"A year before the Olympics is not the time to be conservative," the 1992 Olympic champion said. "This is the time to go for it and push yourself for how you want to be set up for the next year."
Yamaguchi, a two-time world champion from Fremont, was speaking a few hours after the ladies short program Thursday in which Ashley Wagner finished fifth and Gracie Gold ninth.
Wagner, the two-time reigning U.S. champion, talked about skating conservatively in the short program to keep the Americans in contention to earn three Olympic berths for the 2014 Winter Olympics.
Wagner and Gold need to finish in a combination that adds to 13 or lower to get the coveted third spot. They currently have a combined total of 14 with the free skate scheduled for Saturday.
Yamaguchi, who will appear Sunday at the San Francisco Bulls' game to promote her Always Dream Foundation, says the Americans should forget about that third spot.
"Sure it is pressure but ultimately it is something they should push aside and focus on the task at hand and that is skating as clean as they can," Yamaguchi said.
"It would be amazing if they both could accomplish the goal of getting three spots. But it's hard to put that pressure on the skaters. It's not the only reason they are there."
It's personal for Wagner, who finished third
Wagner and Gold have set themselves apart from the rest of the U.S. skaters, according to Yamaguchi. But she added that the American women are deep a year before the Sochi Games with Christina Gao and Mirai Nagasu as those capable of doing well.
Still, the U.S. women don't appear ready to challenge the lissome Asian skaters who dominate the standings.
Olympic champion Kim Yu-Na of South Korea looked spectacular in the short program Thursday in her return after 19 months away. Italy's Carolina Kostner enters the long program in second place, followed by Japan's Kanako Murakami.
Yamaguchi praised the Asian skaters' consistency over the past two years but added, "It will be interesting to see if they will stay on this path. There is a little more pressure."
Yamaguchi, 41, has remained close to skating but her passion has been the Always Dream Foundation that she started in1996. The group promotes early childhood literacy.
"Looking back to '92 you just never imagine what will lie ahead with you," she said. "I'm always looking for another challenge. For the most part to have established Always Dream has allowed me to do something that my whole family is involved with and can continue when I'm gone."

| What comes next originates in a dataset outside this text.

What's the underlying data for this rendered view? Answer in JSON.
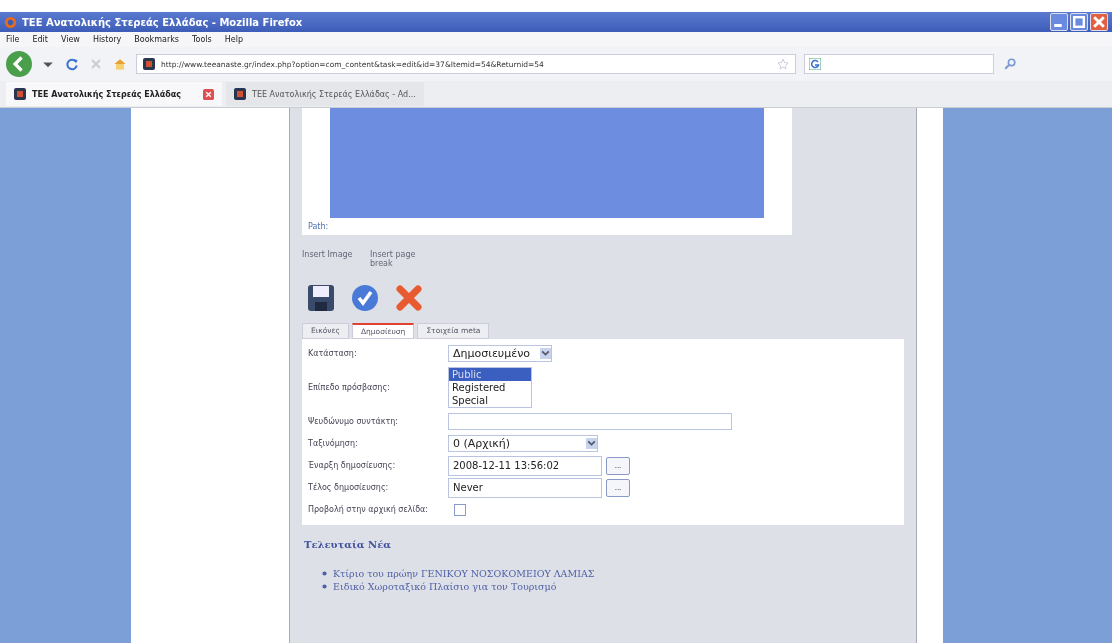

The Bulls, the area's minor league hockey team, is working with the foundation as part of their community outreach.
Contact Elliott Almond at 408-920-5865. Follow him on Twitter at twitter.com/elliottalmond.